The strange world of private medicineBMJ 2004; 328 doi: https://doi.org/10.1136/bmj.328.7435.355 (Published 05 February 2004) Cite this as: BMJ 2004;328:355
- Peter Kandela, general practitioner (firstname.lastname@example.org)
- Ashford, Middlesex
To build a flourishing private practice is the dream of most hospital consultants, but to achieve this they are almost totally reliant on the goodwill of general practitioner colleagues. There is nothing new in this, except that increasingly I hear GPs complaining about being the poor relation in this lucrative business. To put it bluntly, Mrs Smith may be worth several hundred or even several thousand pounds as she trots up to a private consulting suite underwritten by her health insurance company, but to her GP she can never be worth more than £20.05 per year.

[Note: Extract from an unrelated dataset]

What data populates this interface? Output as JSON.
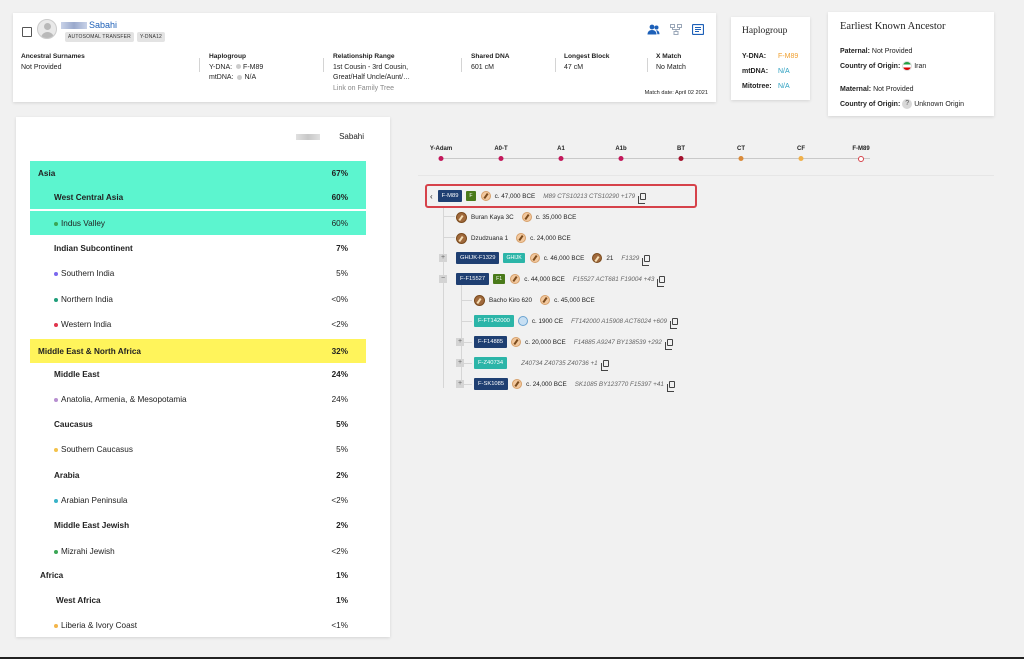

GPs know that this is the way of the world, although many are not happy about it. What price ethical purity in an increasingly market driven health service? However, if GPs cannot reap financial benefit from private referrals, they do at least have the ability to decide which of their consultant colleagues will benefit, and some are enjoying the power that this gives them.
It used to be much simpler. When I joined general practice nearly 30 years …